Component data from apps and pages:
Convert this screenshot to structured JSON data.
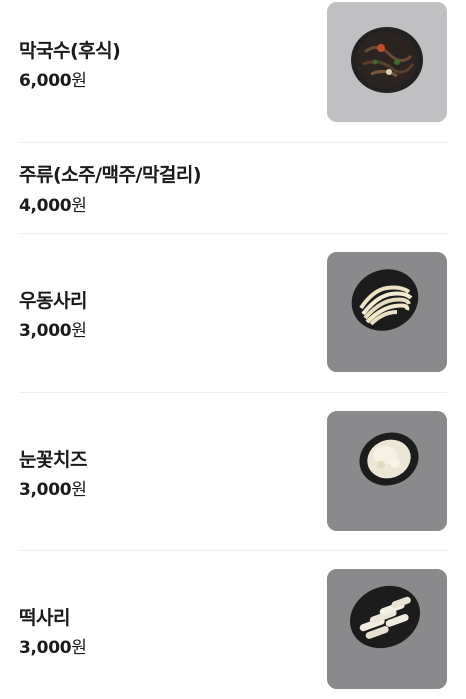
{
  "menu": {
    "items": [
      {
        "name": "막국수(후식)",
        "price": "6,000",
        "currency": "원",
        "photo": "bowl-of-cold-buckwheat-noodles"
      },
      {
        "name": "주류(소주/맥주/막걸리)",
        "price": "4,000",
        "currency": "원",
        "photo": ""
      },
      {
        "name": "우동사리",
        "price": "3,000",
        "currency": "원",
        "photo": "udon-noodles-on-black-plate"
      },
      {
        "name": "눈꽃치즈",
        "price": "3,000",
        "currency": "원",
        "photo": "shredded-cheese-on-black-plate"
      },
      {
        "name": "떡사리",
        "price": "3,000",
        "currency": "원",
        "photo": "rice-cakes-on-black-plate"
      }
    ]
  },
  "colors": {
    "text": "#1a1a1a",
    "divider": "#eeeeee",
    "photo_background": "#8c8c8c"
  }
}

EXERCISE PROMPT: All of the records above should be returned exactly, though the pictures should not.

SOLUTION TO THIS TASK:
Convert this screenshot to structured JSON data.
{
  "menu": {
    "items": [
      {
        "name": "막국수(후식)",
        "price": "6,000",
        "currency": "원",
        "photo": "bowl-of-cold-buckwheat-noodles"
      },
      {
        "name": "주류(소주/맥주/막걸리)",
        "price": "4,000",
        "currency": "원",
        "photo": ""
      },
      {
        "name": "우동사리",
        "price": "3,000",
        "currency": "원",
        "photo": "udon-noodles-on-black-plate"
      },
      {
        "name": "눈꽃치즈",
        "price": "3,000",
        "currency": "원",
        "photo": "shredded-cheese-on-black-plate"
      },
      {
        "name": "떡사리",
        "price": "3,000",
        "currency": "원",
        "photo": "rice-cakes-on-black-plate"
      }
    ]
  },
  "colors": {
    "text": "#1a1a1a",
    "divider": "#eeeeee",
    "photo_background": "#8c8c8c"
  }
}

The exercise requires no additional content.